→ PROBLEM
Pull every line with the word "subtitle" out of the entries below.

→ SUPPLIED MATERIAL
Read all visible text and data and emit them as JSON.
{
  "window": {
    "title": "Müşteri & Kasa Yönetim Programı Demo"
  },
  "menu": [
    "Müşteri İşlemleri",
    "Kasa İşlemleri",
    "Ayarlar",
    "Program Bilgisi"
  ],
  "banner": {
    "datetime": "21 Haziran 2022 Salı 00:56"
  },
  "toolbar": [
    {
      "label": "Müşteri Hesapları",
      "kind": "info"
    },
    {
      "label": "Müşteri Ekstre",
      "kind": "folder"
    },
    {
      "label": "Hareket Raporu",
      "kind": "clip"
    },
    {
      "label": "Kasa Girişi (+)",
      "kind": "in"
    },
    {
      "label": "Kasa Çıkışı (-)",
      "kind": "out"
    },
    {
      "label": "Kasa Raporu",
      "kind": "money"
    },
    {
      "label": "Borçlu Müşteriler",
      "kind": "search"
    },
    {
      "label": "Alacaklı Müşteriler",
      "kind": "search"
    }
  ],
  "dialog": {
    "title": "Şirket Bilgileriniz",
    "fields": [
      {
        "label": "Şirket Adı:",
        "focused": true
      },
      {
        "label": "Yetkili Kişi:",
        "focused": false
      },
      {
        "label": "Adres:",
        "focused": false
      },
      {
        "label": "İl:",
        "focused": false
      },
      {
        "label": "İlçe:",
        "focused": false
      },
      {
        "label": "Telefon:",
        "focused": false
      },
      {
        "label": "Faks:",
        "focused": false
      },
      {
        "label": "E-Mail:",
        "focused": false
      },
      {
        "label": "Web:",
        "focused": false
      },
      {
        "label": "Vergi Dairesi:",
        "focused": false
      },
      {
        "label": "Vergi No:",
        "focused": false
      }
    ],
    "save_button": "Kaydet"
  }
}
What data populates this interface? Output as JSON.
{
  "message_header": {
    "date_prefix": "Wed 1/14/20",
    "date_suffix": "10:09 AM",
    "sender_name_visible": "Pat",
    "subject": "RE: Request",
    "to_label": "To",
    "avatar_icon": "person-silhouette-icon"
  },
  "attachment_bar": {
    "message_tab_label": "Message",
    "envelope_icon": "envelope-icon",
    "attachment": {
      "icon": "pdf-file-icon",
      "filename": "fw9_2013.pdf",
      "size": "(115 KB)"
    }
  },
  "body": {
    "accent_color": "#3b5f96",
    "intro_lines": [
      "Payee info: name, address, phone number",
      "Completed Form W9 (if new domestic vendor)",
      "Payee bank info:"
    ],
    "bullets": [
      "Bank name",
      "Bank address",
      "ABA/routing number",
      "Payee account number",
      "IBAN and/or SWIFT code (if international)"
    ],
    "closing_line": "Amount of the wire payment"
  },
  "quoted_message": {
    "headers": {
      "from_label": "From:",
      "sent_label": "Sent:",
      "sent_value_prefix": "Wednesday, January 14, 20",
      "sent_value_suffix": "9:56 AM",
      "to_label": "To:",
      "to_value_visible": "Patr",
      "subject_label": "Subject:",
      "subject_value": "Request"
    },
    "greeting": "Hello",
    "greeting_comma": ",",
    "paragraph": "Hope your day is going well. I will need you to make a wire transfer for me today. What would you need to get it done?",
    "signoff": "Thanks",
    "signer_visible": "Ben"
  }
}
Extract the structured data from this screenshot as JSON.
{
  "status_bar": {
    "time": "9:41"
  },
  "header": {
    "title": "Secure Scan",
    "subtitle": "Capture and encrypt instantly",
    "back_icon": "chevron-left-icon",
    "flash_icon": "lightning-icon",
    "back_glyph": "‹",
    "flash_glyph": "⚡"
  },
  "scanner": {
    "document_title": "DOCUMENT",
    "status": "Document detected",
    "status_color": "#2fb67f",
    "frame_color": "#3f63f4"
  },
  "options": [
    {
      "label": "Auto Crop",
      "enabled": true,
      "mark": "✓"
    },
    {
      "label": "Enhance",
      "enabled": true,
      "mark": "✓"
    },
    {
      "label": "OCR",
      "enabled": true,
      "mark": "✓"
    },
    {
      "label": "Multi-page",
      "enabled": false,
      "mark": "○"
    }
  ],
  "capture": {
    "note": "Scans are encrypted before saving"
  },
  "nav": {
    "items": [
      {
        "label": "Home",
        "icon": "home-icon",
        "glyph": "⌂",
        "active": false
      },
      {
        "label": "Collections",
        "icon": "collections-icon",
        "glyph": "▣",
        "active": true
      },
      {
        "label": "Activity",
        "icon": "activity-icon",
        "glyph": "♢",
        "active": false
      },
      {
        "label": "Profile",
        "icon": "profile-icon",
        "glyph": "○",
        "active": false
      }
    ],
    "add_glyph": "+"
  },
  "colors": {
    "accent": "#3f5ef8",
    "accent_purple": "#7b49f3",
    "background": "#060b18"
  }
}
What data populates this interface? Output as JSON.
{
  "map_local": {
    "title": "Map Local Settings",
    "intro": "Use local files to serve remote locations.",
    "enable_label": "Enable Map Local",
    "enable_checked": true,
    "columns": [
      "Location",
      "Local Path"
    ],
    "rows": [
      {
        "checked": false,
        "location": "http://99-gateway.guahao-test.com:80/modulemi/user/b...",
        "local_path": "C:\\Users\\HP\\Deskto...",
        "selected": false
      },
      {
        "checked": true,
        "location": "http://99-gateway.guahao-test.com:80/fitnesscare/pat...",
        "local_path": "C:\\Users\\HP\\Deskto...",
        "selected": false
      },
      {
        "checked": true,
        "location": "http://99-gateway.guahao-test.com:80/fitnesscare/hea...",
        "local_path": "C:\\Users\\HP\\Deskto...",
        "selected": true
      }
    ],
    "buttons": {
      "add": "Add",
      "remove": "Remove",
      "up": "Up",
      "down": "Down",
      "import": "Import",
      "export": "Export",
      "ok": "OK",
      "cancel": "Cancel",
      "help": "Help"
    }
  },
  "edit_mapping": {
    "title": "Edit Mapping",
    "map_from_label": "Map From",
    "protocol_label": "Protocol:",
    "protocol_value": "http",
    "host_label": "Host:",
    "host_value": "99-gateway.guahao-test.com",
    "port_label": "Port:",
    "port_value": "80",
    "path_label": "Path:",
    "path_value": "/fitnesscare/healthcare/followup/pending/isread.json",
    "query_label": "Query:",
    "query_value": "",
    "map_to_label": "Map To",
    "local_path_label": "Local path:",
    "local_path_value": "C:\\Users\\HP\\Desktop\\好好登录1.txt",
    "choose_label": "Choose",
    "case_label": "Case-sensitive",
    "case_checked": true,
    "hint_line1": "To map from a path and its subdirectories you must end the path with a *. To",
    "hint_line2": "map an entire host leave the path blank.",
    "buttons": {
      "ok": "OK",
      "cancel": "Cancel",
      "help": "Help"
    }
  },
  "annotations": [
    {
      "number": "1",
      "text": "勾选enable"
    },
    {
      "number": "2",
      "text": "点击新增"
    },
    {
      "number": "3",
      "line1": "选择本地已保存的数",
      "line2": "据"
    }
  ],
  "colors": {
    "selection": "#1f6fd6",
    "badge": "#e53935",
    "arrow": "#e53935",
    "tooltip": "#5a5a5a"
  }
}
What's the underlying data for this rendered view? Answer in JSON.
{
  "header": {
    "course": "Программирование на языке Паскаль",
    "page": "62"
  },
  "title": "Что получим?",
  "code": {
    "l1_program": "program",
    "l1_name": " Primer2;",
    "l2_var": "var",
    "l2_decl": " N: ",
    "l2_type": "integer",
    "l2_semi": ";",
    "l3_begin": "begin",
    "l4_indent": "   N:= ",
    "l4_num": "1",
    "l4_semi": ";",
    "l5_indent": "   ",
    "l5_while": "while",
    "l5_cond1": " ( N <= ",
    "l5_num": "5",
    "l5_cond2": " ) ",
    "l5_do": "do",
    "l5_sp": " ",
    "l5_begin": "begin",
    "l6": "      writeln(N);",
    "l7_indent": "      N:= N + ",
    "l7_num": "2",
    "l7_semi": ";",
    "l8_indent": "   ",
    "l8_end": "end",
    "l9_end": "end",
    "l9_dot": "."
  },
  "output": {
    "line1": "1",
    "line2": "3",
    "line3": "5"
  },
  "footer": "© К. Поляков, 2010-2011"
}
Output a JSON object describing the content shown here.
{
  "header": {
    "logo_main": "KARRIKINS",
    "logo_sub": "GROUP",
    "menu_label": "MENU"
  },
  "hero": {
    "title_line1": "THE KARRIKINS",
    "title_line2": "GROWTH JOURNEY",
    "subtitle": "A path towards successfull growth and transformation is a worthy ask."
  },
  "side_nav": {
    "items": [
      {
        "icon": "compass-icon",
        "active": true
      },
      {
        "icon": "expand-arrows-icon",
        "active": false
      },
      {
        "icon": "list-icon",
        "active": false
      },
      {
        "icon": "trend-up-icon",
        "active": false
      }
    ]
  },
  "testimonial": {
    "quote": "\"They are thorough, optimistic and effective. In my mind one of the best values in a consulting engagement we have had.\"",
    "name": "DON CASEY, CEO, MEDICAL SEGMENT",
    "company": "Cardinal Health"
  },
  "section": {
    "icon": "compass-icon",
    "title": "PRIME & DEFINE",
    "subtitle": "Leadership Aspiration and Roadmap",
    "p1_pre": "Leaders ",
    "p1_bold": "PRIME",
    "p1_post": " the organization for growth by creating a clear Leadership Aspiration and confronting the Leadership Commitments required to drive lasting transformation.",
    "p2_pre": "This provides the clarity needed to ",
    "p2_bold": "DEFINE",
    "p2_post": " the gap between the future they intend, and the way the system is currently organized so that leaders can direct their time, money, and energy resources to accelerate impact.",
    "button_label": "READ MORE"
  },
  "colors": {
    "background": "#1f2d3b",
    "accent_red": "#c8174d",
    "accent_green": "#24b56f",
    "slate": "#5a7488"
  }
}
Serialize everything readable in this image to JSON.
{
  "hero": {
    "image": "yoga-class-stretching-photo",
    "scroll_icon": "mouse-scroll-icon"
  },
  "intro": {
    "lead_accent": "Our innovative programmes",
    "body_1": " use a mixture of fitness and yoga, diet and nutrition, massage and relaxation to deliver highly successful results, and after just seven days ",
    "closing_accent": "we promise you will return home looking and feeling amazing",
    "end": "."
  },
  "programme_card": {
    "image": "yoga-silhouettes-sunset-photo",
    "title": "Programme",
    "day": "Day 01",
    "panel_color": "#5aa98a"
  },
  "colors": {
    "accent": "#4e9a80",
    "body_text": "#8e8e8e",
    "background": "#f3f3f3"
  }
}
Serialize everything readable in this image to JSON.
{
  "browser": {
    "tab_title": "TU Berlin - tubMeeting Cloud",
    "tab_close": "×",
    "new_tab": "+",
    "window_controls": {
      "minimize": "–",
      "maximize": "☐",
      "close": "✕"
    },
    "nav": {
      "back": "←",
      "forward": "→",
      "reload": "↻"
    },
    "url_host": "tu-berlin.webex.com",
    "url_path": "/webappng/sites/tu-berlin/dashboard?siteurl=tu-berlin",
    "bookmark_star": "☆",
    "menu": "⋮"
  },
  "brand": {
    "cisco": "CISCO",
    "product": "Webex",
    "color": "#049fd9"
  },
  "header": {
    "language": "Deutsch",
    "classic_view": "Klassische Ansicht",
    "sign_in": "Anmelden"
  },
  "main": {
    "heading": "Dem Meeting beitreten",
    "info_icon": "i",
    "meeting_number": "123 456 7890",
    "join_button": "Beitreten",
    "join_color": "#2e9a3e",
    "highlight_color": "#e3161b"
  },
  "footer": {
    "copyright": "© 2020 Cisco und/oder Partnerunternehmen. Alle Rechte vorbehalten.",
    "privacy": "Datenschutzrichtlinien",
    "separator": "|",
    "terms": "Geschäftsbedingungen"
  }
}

→ RESPONSE AREA
    "subtitle": "Capture and encrypt instantly",
    "subtitle": "A path towards successfull growth and transformation is a worthy ask."
    "subtitle": "Leadership Aspiration and Roadmap",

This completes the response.